Houdini's 1923 movie Haldane of the Secret Service begins with a sequence set in New York's Washington Square. This is identified by a title card that calls it "that mellowed stronghold of aristocracy." It's clearly a location shoot on a real city street, but was it really Washington Square?
Turns out the sequence was actually filmed at the corner of Henry and Remsen streets in Brooklyn Heights. The filmmakers chose the location to take advantage of the stately former home of New York subway magnate Alexander E. Orr (also known as the Thomas Hunt house), which stood on the southeast corner and had become a boarding house. In the film it would stand in as the exterior of the Ormsby home where much of the action at the start of the movie is set.
An excellent article about the shoot appeared in The Standard Union on July 22, 1921. Under the headline, HEIGHTS IS STIRRED BY PICTURE ACTORS, the article begins:
For more than two hours last night the crowd estimated at five thousand had thrills aplenty at Henry and Remsen streets. The crowd cheered itself hoarse. So did the occupants of houses in the neighborhood. A motion picture concern used the Heights section as a scene for some lively incidents in a play featuring Harry Houdini and Gladys Leslie.
The article goes on to explain how the Haldane crew arrived at 8pm and set up large arc lights that illuminated the entire street and attached a large crowd. In some shots you can see the crowd in the background as well as their shadows. Many in the crowd believed Gladys Leslie was Mary Pickford and shouted out to the actress by name. Diners at the nearby Hotel Bossert left their tables and watched the action from the roof.

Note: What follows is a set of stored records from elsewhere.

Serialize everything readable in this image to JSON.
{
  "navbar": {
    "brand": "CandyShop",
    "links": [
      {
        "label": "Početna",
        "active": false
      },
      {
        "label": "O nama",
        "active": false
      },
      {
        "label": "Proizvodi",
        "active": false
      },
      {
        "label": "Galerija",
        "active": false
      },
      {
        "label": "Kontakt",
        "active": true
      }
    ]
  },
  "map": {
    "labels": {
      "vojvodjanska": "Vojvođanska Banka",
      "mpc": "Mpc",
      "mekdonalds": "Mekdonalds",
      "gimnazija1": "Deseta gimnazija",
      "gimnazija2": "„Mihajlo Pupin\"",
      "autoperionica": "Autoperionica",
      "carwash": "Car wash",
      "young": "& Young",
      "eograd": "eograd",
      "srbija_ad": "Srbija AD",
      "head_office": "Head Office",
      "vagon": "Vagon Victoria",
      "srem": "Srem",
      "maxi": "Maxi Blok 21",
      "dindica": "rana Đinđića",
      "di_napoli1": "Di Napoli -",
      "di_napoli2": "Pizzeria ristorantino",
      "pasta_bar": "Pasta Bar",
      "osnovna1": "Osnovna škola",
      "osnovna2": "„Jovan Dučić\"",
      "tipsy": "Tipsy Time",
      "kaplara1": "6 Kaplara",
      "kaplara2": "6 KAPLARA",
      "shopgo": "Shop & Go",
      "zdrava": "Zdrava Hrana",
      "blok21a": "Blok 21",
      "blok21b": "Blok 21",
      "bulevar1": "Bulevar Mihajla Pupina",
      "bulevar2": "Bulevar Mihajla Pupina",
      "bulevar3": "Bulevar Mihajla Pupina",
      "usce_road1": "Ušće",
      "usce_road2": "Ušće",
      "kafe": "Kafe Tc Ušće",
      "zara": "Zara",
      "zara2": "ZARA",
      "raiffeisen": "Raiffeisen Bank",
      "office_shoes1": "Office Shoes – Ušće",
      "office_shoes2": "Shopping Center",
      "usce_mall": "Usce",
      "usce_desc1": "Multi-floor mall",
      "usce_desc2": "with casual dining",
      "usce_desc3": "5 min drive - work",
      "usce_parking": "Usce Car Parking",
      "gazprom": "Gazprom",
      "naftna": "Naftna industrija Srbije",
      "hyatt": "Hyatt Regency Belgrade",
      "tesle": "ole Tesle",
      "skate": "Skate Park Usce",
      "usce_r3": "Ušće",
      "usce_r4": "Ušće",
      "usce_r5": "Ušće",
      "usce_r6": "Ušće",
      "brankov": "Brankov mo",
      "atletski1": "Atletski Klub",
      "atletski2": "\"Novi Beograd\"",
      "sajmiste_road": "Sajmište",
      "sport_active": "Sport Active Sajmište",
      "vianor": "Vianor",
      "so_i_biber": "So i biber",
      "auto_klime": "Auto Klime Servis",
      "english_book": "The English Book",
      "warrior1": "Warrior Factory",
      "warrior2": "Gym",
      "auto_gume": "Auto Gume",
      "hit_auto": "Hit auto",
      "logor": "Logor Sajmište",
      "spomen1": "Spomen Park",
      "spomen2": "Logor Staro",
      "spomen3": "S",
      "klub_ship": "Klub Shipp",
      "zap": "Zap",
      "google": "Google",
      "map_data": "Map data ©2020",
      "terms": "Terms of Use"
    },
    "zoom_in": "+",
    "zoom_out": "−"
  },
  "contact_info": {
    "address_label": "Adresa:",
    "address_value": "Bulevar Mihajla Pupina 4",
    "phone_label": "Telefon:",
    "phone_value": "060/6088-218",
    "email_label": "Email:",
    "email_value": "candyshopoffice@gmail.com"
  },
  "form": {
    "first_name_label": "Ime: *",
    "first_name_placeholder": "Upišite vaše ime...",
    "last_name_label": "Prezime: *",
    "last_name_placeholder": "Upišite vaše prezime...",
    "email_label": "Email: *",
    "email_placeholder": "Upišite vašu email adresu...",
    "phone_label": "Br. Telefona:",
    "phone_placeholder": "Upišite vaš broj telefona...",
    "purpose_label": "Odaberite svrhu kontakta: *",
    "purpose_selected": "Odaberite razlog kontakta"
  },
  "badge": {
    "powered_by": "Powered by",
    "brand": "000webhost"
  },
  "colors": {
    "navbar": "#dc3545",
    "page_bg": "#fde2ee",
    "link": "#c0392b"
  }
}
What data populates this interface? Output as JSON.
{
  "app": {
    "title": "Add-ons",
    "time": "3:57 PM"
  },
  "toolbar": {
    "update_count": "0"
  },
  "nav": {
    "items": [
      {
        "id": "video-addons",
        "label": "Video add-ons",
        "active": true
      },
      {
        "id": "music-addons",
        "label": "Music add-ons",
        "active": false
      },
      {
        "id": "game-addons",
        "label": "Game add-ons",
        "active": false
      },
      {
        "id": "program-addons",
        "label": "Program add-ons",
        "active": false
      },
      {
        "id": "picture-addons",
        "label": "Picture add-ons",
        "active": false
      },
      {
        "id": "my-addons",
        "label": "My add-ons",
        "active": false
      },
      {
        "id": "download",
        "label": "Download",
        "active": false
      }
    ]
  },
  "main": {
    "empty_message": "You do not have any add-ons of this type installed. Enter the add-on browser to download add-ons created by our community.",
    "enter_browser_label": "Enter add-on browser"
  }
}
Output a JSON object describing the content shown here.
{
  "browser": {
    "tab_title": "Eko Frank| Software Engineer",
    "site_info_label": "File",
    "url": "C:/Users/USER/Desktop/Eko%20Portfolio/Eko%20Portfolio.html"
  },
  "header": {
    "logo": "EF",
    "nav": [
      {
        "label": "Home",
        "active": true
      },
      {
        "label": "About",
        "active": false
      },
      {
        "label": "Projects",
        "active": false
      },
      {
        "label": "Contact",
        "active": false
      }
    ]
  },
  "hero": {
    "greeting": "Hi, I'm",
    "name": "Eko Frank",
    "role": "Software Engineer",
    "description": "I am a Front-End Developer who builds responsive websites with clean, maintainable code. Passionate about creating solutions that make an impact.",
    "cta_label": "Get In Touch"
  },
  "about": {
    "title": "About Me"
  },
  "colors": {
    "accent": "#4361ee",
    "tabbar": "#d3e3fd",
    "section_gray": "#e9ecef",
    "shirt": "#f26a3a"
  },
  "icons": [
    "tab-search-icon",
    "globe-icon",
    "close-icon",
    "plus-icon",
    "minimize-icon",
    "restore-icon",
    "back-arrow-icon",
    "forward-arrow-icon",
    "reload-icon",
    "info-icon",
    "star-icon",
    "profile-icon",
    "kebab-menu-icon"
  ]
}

The article describes the scenes shot, which pretty much matches what we see in the finished film:
Shortly after nine o'clock the arc lights were put to work and the street was alight as if by sunshine. Miss Leslie, attired as a bride and carrying a suitcase dashed out from the rear of the old Orr mansion and ran along Henry Street towards Remsen shrieking for help. Houdini, in a dinner coat, was in her path and she threw her arms around him. At this point an automobile dashed up to the curb and two men leaped out. They tore Houdini from the girl and beat him to the sidewalk.
It's possible another scene may have been shot this night that did not make it into the final film. The below ran in the Dunkirk Evening Observer on September 2, 1921.
I'm somewhat skeptical of the above account. This was two months after the actual shoot and the dramatics sound a little too much like a publicist's embellishments. But it should be noted that Haldane of the Secret Service lacks the traditional hero and heroine coda that we see at the end of Houdini's other movies, so maybe this wedding scene was the original intended ending? I do like the idea of the movie beginning and ending at this same location.
This was also the night a photograph was taken that Houdini would later send to Sir Arthur Conan Doyle for examination. (For more on that read: The photo Houdini thought would fool Conan Doyle.) The photo gives us a nice look at the crowds and arc lights as described by the Standard Union.
So what about this location today?
Unfortunately, the Orr mansion is long gone and replaced by a modern condo building. However, the other buildings still stand and are still recognizable. The corner of Henry and Remsem, where Houdini's Heath Haldane discovers a bag full of counterfeit cash, looks very much the same. So one can stand in this same spot and examine your own bag of cash!
Below is an embedded Google maps so you can explore Houdini's "Washington Square" in Brooklyn.
Orr house photo from the Brooklyn Public Library Digital Collections.